**** GIVEN ENTRIES ****

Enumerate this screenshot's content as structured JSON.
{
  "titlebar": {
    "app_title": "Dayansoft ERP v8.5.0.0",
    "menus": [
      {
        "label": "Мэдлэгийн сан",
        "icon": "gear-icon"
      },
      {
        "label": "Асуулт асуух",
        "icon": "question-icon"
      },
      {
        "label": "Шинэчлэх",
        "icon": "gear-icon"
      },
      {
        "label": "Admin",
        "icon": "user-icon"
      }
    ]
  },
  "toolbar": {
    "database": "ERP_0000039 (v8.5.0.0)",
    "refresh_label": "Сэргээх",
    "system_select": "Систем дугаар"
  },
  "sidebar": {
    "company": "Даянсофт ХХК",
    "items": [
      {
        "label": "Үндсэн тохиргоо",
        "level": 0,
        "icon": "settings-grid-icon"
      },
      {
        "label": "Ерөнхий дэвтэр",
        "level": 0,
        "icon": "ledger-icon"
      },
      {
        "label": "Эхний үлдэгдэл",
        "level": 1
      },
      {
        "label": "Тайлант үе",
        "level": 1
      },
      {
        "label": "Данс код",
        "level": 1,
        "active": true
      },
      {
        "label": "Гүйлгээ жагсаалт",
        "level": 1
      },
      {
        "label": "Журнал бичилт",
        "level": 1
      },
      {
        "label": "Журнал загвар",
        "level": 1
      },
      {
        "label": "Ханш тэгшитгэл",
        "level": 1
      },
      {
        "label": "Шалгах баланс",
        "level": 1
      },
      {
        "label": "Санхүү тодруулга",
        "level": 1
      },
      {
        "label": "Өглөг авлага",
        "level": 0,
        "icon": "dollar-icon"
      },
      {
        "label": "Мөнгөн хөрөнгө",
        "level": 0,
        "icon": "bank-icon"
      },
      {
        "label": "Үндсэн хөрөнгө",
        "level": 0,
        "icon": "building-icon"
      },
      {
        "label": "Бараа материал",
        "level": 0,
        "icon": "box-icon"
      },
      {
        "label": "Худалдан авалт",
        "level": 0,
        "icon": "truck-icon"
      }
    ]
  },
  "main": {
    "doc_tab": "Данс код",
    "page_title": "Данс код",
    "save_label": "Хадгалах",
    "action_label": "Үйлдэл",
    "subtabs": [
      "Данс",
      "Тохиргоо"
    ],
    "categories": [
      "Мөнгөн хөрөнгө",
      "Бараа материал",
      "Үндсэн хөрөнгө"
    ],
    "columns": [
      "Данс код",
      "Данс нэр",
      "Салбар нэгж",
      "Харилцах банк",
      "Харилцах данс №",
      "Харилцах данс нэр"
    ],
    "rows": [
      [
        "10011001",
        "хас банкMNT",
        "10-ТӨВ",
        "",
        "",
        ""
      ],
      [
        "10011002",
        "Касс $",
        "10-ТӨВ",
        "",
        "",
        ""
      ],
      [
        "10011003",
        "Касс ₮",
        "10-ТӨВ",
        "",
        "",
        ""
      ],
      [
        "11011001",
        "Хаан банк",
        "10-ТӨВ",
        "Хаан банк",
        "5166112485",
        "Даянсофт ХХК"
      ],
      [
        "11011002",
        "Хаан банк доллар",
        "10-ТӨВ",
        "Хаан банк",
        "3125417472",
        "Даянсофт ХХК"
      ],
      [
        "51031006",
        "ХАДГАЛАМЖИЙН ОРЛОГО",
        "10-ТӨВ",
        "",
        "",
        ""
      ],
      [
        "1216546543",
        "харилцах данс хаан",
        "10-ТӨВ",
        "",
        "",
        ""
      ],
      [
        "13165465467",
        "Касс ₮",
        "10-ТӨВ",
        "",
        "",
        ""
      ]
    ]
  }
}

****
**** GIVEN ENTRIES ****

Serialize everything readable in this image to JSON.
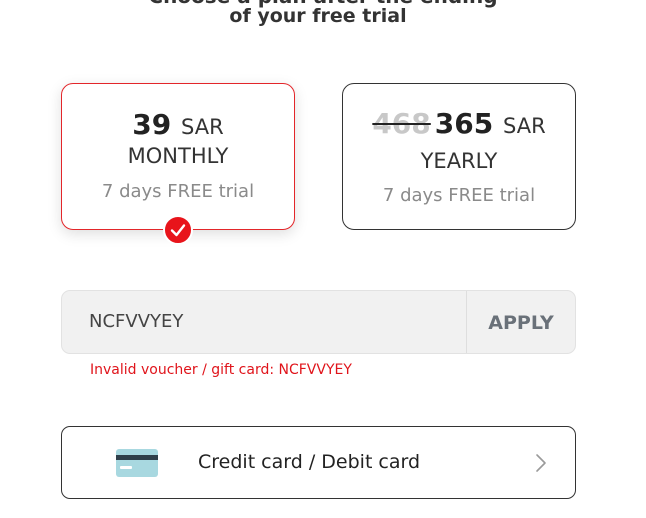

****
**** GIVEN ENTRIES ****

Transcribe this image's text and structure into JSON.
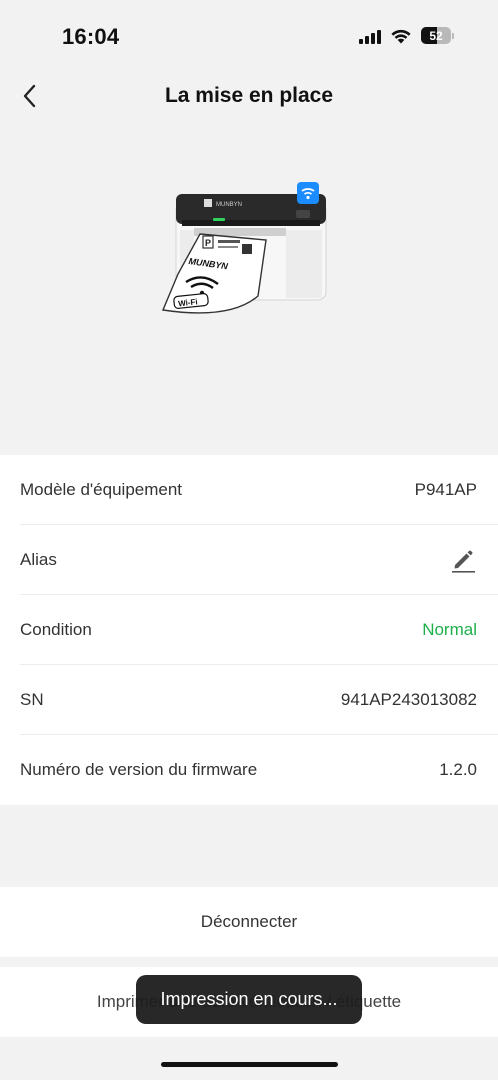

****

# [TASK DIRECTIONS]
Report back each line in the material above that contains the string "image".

# [OUTPUT FOR THIS TASK]
Serialize everything readable in this image to JSON.
Transcribe this image's text and structure into JSON.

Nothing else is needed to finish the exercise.